Task statement –
The records below need copying. Match each line exactly.

Web page and app entries –
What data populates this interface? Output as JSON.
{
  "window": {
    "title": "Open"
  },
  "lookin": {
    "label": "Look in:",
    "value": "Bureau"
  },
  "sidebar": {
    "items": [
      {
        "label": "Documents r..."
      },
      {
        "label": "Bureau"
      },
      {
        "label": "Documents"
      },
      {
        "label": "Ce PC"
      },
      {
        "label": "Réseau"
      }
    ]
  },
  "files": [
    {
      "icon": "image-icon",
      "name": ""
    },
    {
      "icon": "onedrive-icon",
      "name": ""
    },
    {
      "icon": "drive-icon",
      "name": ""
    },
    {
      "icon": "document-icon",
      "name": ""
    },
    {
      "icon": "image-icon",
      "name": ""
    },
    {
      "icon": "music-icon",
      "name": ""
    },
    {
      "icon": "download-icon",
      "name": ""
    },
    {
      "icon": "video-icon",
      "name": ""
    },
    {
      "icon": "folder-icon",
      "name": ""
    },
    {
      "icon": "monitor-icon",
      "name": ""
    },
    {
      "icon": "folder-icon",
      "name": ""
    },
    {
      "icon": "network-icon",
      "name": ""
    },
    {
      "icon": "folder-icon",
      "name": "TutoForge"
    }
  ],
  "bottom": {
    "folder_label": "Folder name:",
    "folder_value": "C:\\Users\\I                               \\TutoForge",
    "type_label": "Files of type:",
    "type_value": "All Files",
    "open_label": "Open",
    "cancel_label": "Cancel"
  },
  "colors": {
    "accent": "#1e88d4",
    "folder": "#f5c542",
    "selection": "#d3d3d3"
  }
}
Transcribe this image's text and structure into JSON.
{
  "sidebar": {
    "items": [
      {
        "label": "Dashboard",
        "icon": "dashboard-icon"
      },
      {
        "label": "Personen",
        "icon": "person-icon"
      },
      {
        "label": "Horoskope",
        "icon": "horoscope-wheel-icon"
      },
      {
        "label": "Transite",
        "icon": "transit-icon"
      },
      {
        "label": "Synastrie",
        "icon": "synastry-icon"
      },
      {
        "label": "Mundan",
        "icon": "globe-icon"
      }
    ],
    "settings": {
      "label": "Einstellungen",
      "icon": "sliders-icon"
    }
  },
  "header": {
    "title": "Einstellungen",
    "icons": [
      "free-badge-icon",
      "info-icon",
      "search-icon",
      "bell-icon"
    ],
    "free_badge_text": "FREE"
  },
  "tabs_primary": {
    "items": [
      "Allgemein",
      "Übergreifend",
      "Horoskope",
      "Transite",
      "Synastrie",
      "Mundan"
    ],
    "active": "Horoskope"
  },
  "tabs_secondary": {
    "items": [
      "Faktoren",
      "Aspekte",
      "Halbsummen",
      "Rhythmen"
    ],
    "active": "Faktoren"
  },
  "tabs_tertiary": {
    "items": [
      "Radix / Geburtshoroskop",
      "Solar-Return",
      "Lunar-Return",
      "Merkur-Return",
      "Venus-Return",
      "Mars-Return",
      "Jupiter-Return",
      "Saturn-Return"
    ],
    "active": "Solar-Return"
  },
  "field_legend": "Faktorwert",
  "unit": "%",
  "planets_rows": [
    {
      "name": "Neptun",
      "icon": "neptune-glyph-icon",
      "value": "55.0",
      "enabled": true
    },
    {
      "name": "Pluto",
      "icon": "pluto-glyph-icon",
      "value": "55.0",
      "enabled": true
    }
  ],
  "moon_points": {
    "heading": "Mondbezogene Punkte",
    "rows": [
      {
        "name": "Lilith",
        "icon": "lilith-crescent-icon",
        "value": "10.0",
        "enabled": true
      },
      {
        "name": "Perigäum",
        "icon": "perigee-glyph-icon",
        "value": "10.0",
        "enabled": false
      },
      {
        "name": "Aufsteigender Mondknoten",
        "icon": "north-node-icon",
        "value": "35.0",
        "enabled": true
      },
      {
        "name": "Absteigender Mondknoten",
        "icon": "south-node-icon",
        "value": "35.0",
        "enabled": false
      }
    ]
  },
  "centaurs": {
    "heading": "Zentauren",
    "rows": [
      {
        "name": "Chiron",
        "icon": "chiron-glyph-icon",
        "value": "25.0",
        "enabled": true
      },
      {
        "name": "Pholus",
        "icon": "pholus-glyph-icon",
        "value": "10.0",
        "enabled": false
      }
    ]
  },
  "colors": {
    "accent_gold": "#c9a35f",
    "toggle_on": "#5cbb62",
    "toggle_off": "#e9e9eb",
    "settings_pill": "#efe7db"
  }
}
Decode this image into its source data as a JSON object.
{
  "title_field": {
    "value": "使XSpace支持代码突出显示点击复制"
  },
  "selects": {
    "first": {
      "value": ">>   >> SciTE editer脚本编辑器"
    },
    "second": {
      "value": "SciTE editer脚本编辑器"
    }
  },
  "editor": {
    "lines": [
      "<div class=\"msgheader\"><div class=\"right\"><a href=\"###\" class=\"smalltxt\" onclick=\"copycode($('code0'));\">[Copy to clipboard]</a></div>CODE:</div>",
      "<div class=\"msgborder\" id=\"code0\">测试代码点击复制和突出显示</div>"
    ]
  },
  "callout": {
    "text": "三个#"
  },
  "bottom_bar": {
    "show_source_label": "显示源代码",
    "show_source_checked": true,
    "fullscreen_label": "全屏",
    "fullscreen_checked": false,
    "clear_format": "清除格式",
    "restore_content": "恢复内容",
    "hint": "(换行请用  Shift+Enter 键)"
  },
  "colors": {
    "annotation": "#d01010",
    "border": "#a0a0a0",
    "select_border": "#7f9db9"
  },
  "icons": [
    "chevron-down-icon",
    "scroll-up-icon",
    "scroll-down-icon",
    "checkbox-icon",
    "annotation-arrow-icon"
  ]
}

Output for this task –
What data populates this interface? Output as JSON.
{
  "window": {
    "title": "Open"
  },
  "lookin": {
    "label": "Look in:",
    "value": "Bureau"
  },
  "sidebar": {
    "items": [
      {
        "label": "Documents r..."
      },
      {
        "label": "Bureau"
      },
      {
        "label": "Documents"
      },
      {
        "label": "Ce PC"
      },
      {
        "label": "Réseau"
      }
    ]
  },
  "files": [
    {
      "icon": "image-icon",
      "name": ""
    },
    {
      "icon": "onedrive-icon",
      "name": ""
    },
    {
      "icon": "drive-icon",
      "name": ""
    },
    {
      "icon": "document-icon",
      "name": ""
    },
    {
      "icon": "image-icon",
      "name": ""
    },
    {
      "icon": "music-icon",
      "name": ""
    },
    {
      "icon": "download-icon",
      "name": ""
    },
    {
      "icon": "video-icon",
      "name": ""
    },
    {
      "icon": "folder-icon",
      "name": ""
    },
    {
      "icon": "monitor-icon",
      "name": ""
    },
    {
      "icon": "folder-icon",
      "name": ""
    },
    {
      "icon": "network-icon",
      "name": ""
    },
    {
      "icon": "folder-icon",
      "name": "TutoForge"
    }
  ],
  "bottom": {
    "folder_label": "Folder name:",
    "folder_value": "C:\\Users\\I                               \\TutoForge",
    "type_label": "Files of type:",
    "type_value": "All Files",
    "open_label": "Open",
    "cancel_label": "Cancel"
  },
  "colors": {
    "accent": "#1e88d4",
    "folder": "#f5c542",
    "selection": "#d3d3d3"
  }
}
Transcribe this image's text and structure into JSON.
{
  "sidebar": {
    "items": [
      {
        "label": "Dashboard",
        "icon": "dashboard-icon"
      },
      {
        "label": "Personen",
        "icon": "person-icon"
      },
      {
        "label": "Horoskope",
        "icon": "horoscope-wheel-icon"
      },
      {
        "label": "Transite",
        "icon": "transit-icon"
      },
      {
        "label": "Synastrie",
        "icon": "synastry-icon"
      },
      {
        "label": "Mundan",
        "icon": "globe-icon"
      }
    ],
    "settings": {
      "label": "Einstellungen",
      "icon": "sliders-icon"
    }
  },
  "header": {
    "title": "Einstellungen",
    "icons": [
      "free-badge-icon",
      "info-icon",
      "search-icon",
      "bell-icon"
    ],
    "free_badge_text": "FREE"
  },
  "tabs_primary": {
    "items": [
      "Allgemein",
      "Übergreifend",
      "Horoskope",
      "Transite",
      "Synastrie",
      "Mundan"
    ],
    "active": "Horoskope"
  },
  "tabs_secondary": {
    "items": [
      "Faktoren",
      "Aspekte",
      "Halbsummen",
      "Rhythmen"
    ],
    "active": "Faktoren"
  },
  "tabs_tertiary": {
    "items": [
      "Radix / Geburtshoroskop",
      "Solar-Return",
      "Lunar-Return",
      "Merkur-Return",
      "Venus-Return",
      "Mars-Return",
      "Jupiter-Return",
      "Saturn-Return"
    ],
    "active": "Solar-Return"
  },
  "field_legend": "Faktorwert",
  "unit": "%",
  "planets_rows": [
    {
      "name": "Neptun",
      "icon": "neptune-glyph-icon",
      "value": "55.0",
      "enabled": true
    },
    {
      "name": "Pluto",
      "icon": "pluto-glyph-icon",
      "value": "55.0",
      "enabled": true
    }
  ],
  "moon_points": {
    "heading": "Mondbezogene Punkte",
    "rows": [
      {
        "name": "Lilith",
        "icon": "lilith-crescent-icon",
        "value": "10.0",
        "enabled": true
      },
      {
        "name": "Perigäum",
        "icon": "perigee-glyph-icon",
        "value": "10.0",
        "enabled": false
      },
      {
        "name": "Aufsteigender Mondknoten",
        "icon": "north-node-icon",
        "value": "35.0",
        "enabled": true
      },
      {
        "name": "Absteigender Mondknoten",
        "icon": "south-node-icon",
        "value": "35.0",
        "enabled": false
      }
    ]
  },
  "centaurs": {
    "heading": "Zentauren",
    "rows": [
      {
        "name": "Chiron",
        "icon": "chiron-glyph-icon",
        "value": "25.0",
        "enabled": true
      },
      {
        "name": "Pholus",
        "icon": "pholus-glyph-icon",
        "value": "10.0",
        "enabled": false
      }
    ]
  },
  "colors": {
    "accent_gold": "#c9a35f",
    "toggle_on": "#5cbb62",
    "toggle_off": "#e9e9eb",
    "settings_pill": "#efe7db"
  }
}
Decode this image into its source data as a JSON object.
{
  "title_field": {
    "value": "使XSpace支持代码突出显示点击复制"
  },
  "selects": {
    "first": {
      "value": ">>   >> SciTE editer脚本编辑器"
    },
    "second": {
      "value": "SciTE editer脚本编辑器"
    }
  },
  "editor": {
    "lines": [
      "<div class=\"msgheader\"><div class=\"right\"><a href=\"###\" class=\"smalltxt\" onclick=\"copycode($('code0'));\">[Copy to clipboard]</a></div>CODE:</div>",
      "<div class=\"msgborder\" id=\"code0\">测试代码点击复制和突出显示</div>"
    ]
  },
  "callout": {
    "text": "三个#"
  },
  "bottom_bar": {
    "show_source_label": "显示源代码",
    "show_source_checked": true,
    "fullscreen_label": "全屏",
    "fullscreen_checked": false,
    "clear_format": "清除格式",
    "restore_content": "恢复内容",
    "hint": "(换行请用  Shift+Enter 键)"
  },
  "colors": {
    "annotation": "#d01010",
    "border": "#a0a0a0",
    "select_border": "#7f9db9"
  },
  "icons": [
    "chevron-down-icon",
    "scroll-up-icon",
    "scroll-down-icon",
    "checkbox-icon",
    "annotation-arrow-icon"
  ]
}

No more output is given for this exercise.